Following a series of events Seirawan participated in China during September 2003, there were reports that he would be retiring as a professional player. In the July 2007 FIDE list, Seirawan had an Elo rating of 2634, placing him in the top 100 chess players in the world, and America's number four (behind Hikaru Nakamura, Gata Kamsky and Alexander Onischuk). He played six games in the July 2007 FIDE update.

In 2007, Seirawan unveiled his enhanced chess game called Seirawan chess which he is currently promoting worldwide. The first ever event was a 12 board simultaneous exhibition held March 31, 2007 in Vancouver, Canada.[5]

In May 2011, Seirawan returned from hiatus to competitive chess, playing in the world team championship taking place in China, as part of the USA team.
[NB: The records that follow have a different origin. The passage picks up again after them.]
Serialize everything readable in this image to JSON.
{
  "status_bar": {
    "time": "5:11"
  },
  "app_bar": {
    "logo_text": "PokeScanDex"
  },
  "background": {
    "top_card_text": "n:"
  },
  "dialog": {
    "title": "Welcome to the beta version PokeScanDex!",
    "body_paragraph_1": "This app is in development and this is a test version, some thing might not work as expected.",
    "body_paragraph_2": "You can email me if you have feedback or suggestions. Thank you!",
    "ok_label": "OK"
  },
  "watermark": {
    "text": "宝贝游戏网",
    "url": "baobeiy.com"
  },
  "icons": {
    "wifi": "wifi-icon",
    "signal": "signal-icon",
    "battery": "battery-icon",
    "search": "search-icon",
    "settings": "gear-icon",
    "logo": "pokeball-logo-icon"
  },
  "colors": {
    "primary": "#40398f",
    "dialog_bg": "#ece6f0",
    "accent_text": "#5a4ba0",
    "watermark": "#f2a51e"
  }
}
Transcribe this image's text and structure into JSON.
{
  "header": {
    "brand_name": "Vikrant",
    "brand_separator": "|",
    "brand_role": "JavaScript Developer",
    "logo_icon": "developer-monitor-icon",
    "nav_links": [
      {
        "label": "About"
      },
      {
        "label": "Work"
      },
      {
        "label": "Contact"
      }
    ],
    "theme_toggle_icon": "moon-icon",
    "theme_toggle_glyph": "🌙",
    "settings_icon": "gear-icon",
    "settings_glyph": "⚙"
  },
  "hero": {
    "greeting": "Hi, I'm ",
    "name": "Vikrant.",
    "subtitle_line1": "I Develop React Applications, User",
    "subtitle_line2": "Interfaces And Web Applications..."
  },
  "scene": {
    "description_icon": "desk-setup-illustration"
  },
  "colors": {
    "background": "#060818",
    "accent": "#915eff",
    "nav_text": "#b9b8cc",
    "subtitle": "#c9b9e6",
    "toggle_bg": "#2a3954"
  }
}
He had wins versus top GMs Judit Polgar and Shakhriyar Mamedyarov.[6]

Seirawan participated in, and won both the 2011 and 2012 editions of the Dutch open blitzchess championship.[7]

Books[edit]

Seirawan has written several books.

The popular "Winning Chess" series (with co-author IM Jeremy Silman):

  • Play Winning Chess - Introduction to chess and some basic strategies
  • Winning Chess Tactics - Introduction to tactics with puzzles
  • Winning Chess Strategies - How to use small advantages and use strategies to gain them
  • Winning Chess Openings - Brief descriptions of the most popular openings, and opening strategies
  • Winning Chess Endings - Introduction to the endgame
  • Winning Chess Brilliancies - Notable games analyzed by the author
  • Winning Chess Combinations - How to recognize the main combination patterns; somewhat of a follow up to Winning Chess Tactics

The "Winning Chess" series was originally published by Microsoft Press; it is now published by Everyman Chess.

References[edit]

Further reading[edit]

External links[edit]

Preceded by
Walter Browne, Larry Evans, and Larry Christiansen
United States Chess Champion
1981–1983 (with Walter Browne)
Succeeded by
Walter Browne, Larry Christiansen, and Roman Dzindzichashvili
Preceded by
Lev Alburt
United States Chess Champion
1986
Succeeded by
Nick de Firmian and Joel Benjamin
Preceded by
Michael Wilder
United States Chess Champion
1989 (with Roman Dzindzichashvili and Stuart Rachels)
Succeeded by
Lev Alburt
Preceded by
Boris Gulko
United States Chess Champion
2000–2001 (with Joel Benjamin and Alexander Shabalov)
Succeeded by
Larry Christiansen